Remember the newspaper and television ads from the Sixties that showed a smoker with a black eye (obviously put on with makeup) who was determined to keep his brand of cigarettes, even if he had to fight for them? Do you remember the name of the cigarette? (Tareyton)
These ads, which ran from 1963 through 1981, were indicative of the catchy gimmicks that were popular in that simpler time in the world. As cute and silly as they were, however, the tagline exemplifies the concept that all sellers want their customers to embody.
Customer loyalty may seem like a lost concept to many suppliers in recent years. Now, the sellers have to fight to keep their customers from switching. Yes, the times have changed. I was told a story of a prominent retailer who had one of its executives deliver a supplier of the year award to a manufacturer that had obviously served them well. During a side conversation after the ceremony, the executive, however, described his idea of loyalty to that supplier as “lack of a better offer.” Brutal.

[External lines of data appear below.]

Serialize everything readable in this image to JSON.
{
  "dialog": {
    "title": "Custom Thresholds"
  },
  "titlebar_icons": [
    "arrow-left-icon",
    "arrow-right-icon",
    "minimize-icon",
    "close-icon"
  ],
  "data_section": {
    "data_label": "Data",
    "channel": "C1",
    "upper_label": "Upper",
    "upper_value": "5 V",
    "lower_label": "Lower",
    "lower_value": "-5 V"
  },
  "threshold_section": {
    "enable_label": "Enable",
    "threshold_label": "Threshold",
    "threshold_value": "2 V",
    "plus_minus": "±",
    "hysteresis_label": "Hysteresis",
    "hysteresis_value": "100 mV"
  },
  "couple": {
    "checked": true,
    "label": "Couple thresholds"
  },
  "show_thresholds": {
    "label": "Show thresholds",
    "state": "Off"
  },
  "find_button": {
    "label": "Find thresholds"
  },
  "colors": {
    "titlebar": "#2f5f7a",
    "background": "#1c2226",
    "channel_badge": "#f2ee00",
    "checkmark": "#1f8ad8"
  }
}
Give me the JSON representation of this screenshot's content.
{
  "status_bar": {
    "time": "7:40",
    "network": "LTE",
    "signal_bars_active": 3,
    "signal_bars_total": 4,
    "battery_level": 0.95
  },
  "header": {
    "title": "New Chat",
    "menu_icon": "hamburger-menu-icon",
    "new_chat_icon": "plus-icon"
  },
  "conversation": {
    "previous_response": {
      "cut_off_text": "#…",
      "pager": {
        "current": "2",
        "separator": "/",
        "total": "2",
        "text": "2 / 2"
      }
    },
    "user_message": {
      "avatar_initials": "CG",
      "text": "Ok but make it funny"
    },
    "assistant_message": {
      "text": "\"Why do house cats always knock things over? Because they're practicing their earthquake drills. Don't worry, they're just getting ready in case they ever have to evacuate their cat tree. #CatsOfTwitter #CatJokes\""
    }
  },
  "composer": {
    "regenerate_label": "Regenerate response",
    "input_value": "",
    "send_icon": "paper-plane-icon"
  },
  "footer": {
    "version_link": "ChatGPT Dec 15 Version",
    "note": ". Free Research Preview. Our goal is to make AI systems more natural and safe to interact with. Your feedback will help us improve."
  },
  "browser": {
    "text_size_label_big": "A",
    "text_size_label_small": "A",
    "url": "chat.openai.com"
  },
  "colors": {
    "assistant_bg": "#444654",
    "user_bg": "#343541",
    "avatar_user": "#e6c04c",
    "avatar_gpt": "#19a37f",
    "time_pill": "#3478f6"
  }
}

A loyal customer should be defined as one who has invested time and effort into building a relationship with your organization and positively chooses to conduct a major part of his or her relevant business with you. However, the supplier must be committed to its customers, as well, and make an aggressive investment in strengthening the relationship. In other words, the ‘build-it-and-they-will-come’ approach won’t work anymore. Suppliers must be loyal to their customers and think the way their customers do in order to be successful.
Every organization wants customers that are so loyal that they would fight to keep buying from it. Harley Davidson customers come to mind, of course, because the employees of that motorcycle manufacturer have worked hard to create an ultra-loyal following that is committed to its brand. The biggest success stories in the next five years will be the organizations that proactively implement a strategy to build and sustain a relationship that delivers high value to their customers.
What organization are you so loyal to that you would rather fight than switch?